_Requirement_
Going line by line through the entries below, note each one with "Staff", then report how many there are and nothing else.

Dataset rows describing interfaces:
────────────────────

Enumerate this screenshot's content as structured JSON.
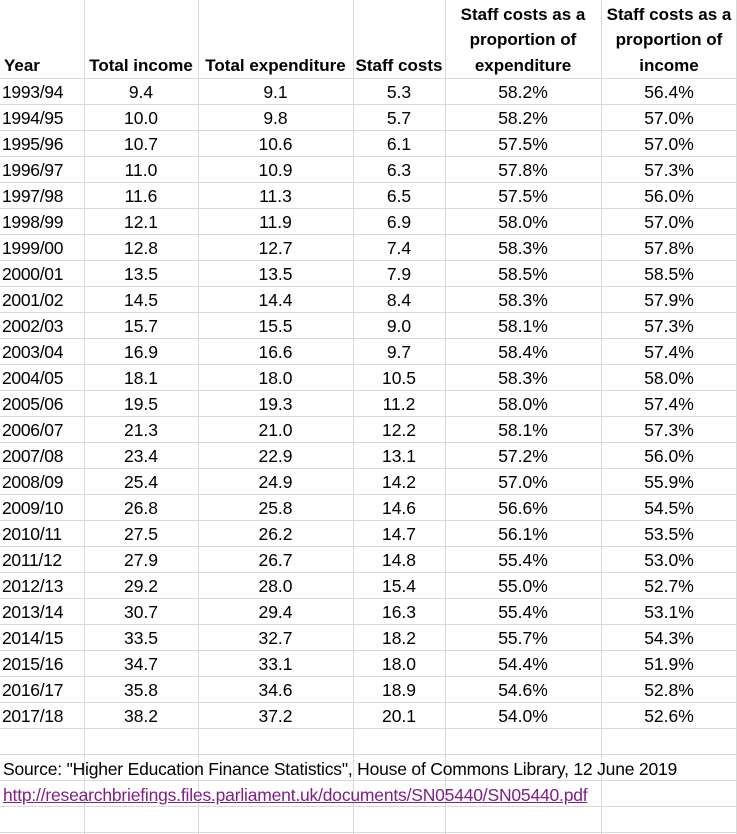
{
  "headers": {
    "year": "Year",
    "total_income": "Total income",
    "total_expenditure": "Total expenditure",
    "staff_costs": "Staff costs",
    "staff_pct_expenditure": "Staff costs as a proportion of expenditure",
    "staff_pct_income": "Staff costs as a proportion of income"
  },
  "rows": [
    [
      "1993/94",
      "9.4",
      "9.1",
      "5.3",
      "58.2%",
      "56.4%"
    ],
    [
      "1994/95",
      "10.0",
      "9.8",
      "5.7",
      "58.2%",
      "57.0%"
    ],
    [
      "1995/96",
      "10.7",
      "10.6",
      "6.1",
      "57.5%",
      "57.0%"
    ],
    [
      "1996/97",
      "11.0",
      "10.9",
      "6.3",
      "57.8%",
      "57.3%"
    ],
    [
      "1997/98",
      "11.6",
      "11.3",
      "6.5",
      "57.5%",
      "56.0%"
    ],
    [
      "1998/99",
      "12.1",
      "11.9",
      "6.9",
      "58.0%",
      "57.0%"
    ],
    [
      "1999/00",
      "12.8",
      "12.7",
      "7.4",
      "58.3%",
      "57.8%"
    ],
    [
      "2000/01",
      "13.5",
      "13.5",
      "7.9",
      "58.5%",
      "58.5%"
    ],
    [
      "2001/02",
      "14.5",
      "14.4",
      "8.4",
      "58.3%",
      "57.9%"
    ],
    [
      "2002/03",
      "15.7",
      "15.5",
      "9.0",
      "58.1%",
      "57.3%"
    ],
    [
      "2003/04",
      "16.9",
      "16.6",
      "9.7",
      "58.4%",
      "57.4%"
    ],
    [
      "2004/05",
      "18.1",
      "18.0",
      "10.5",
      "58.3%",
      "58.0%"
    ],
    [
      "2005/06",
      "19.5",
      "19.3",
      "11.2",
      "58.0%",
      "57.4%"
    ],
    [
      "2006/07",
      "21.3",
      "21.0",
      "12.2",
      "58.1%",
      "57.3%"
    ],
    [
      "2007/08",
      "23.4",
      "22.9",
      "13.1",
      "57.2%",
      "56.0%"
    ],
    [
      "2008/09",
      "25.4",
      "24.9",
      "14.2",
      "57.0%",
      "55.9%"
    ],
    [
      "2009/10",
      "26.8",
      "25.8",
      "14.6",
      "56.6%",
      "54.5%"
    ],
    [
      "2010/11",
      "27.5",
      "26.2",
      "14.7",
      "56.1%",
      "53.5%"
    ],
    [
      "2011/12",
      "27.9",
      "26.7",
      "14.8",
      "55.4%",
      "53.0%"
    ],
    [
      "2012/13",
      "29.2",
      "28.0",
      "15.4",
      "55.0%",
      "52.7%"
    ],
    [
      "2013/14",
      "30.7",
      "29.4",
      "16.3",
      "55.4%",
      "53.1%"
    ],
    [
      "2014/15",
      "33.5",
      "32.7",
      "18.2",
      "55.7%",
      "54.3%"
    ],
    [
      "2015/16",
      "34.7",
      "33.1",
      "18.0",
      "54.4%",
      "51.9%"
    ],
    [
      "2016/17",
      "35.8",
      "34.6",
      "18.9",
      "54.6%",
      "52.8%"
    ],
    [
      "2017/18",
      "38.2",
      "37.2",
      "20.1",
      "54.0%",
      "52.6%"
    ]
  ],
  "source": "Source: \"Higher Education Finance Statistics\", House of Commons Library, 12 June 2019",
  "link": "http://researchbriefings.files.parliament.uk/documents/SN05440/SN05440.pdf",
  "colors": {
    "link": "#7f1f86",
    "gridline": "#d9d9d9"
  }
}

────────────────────

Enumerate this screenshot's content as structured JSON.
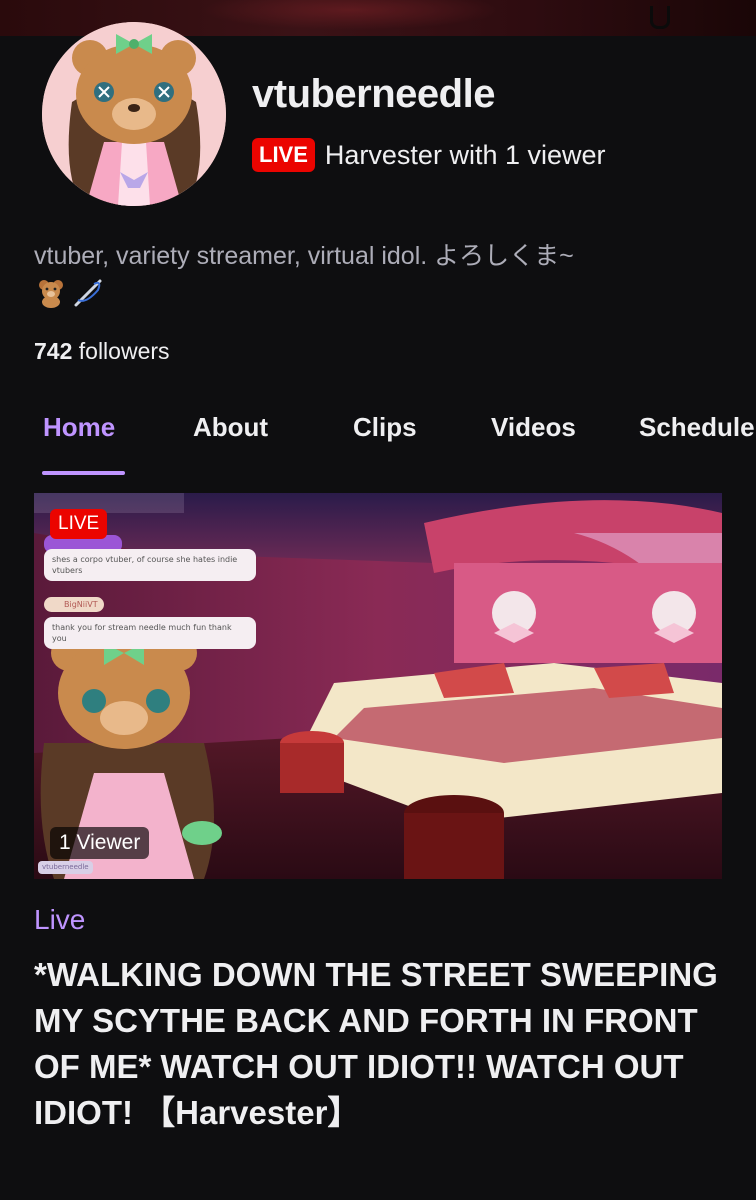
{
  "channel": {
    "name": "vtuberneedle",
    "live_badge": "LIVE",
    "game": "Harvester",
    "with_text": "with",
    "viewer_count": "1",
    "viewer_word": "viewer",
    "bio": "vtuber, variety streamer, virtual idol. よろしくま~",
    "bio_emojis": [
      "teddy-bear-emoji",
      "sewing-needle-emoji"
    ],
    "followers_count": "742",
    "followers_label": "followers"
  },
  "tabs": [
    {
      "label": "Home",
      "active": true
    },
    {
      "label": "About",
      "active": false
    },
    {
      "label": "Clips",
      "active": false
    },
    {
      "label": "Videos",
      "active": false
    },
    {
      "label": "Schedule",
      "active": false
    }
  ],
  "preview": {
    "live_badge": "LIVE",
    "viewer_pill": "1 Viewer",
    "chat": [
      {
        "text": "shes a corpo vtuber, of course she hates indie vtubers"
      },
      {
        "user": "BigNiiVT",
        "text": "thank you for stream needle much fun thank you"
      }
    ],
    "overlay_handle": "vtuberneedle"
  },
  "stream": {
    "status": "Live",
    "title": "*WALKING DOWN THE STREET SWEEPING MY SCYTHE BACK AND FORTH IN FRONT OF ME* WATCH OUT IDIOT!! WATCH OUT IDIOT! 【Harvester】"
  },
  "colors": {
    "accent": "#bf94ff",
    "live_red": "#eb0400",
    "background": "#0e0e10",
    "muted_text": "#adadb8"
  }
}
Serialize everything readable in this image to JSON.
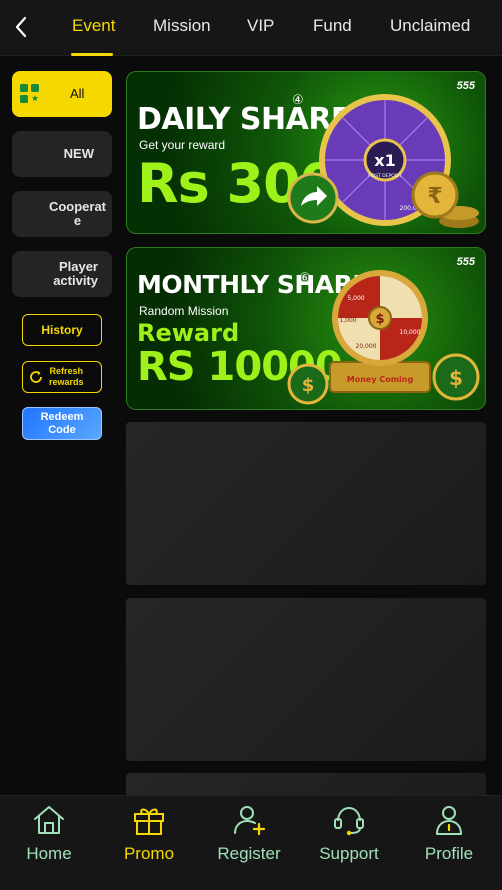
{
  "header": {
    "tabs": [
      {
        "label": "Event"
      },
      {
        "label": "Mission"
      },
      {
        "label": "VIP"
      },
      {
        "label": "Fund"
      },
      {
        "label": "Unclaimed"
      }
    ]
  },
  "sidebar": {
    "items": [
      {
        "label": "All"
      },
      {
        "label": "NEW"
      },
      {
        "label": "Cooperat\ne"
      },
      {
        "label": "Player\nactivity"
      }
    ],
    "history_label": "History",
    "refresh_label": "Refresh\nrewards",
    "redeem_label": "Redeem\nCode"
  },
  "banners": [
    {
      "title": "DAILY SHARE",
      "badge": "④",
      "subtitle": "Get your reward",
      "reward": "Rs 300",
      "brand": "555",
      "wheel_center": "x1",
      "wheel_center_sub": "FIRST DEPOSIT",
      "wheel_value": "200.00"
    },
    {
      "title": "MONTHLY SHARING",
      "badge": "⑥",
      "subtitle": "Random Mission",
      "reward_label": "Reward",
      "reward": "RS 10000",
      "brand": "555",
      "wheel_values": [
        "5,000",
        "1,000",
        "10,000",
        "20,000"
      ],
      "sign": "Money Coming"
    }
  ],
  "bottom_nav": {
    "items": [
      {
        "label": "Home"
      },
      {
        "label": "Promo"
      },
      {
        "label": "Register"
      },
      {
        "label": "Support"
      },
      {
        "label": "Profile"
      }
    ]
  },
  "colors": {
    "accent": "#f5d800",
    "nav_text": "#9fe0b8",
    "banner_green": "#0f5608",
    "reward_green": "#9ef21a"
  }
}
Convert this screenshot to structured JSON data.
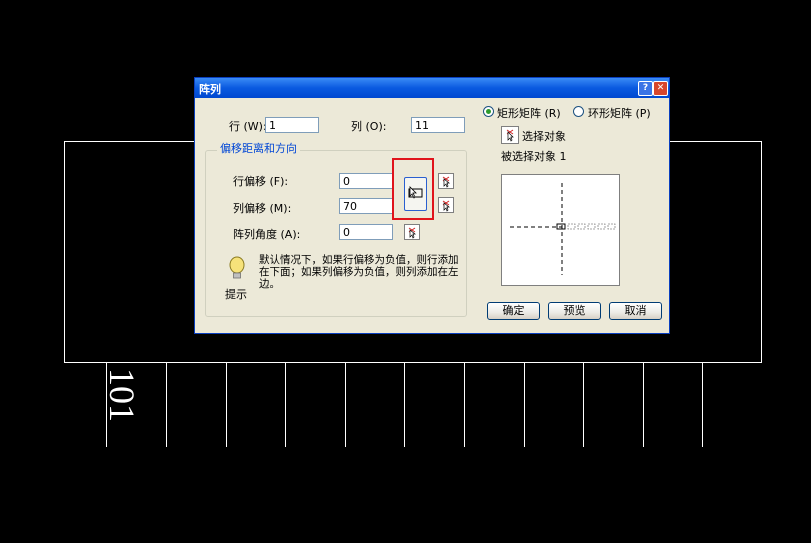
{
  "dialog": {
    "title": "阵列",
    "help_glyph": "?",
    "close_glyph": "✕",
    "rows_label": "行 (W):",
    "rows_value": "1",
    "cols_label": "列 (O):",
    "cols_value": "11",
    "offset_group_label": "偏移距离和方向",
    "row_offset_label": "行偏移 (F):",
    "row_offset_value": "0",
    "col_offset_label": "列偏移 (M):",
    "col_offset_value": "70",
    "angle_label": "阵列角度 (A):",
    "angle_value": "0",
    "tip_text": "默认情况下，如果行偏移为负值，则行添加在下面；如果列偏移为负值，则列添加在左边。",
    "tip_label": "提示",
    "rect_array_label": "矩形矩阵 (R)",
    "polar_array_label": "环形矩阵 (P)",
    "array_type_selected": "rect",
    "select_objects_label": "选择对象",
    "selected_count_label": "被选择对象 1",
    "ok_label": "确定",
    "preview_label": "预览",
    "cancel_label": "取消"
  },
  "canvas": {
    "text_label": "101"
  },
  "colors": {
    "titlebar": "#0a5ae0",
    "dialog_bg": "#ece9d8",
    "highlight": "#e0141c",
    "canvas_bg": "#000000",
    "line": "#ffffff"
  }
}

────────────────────

_Output below_
3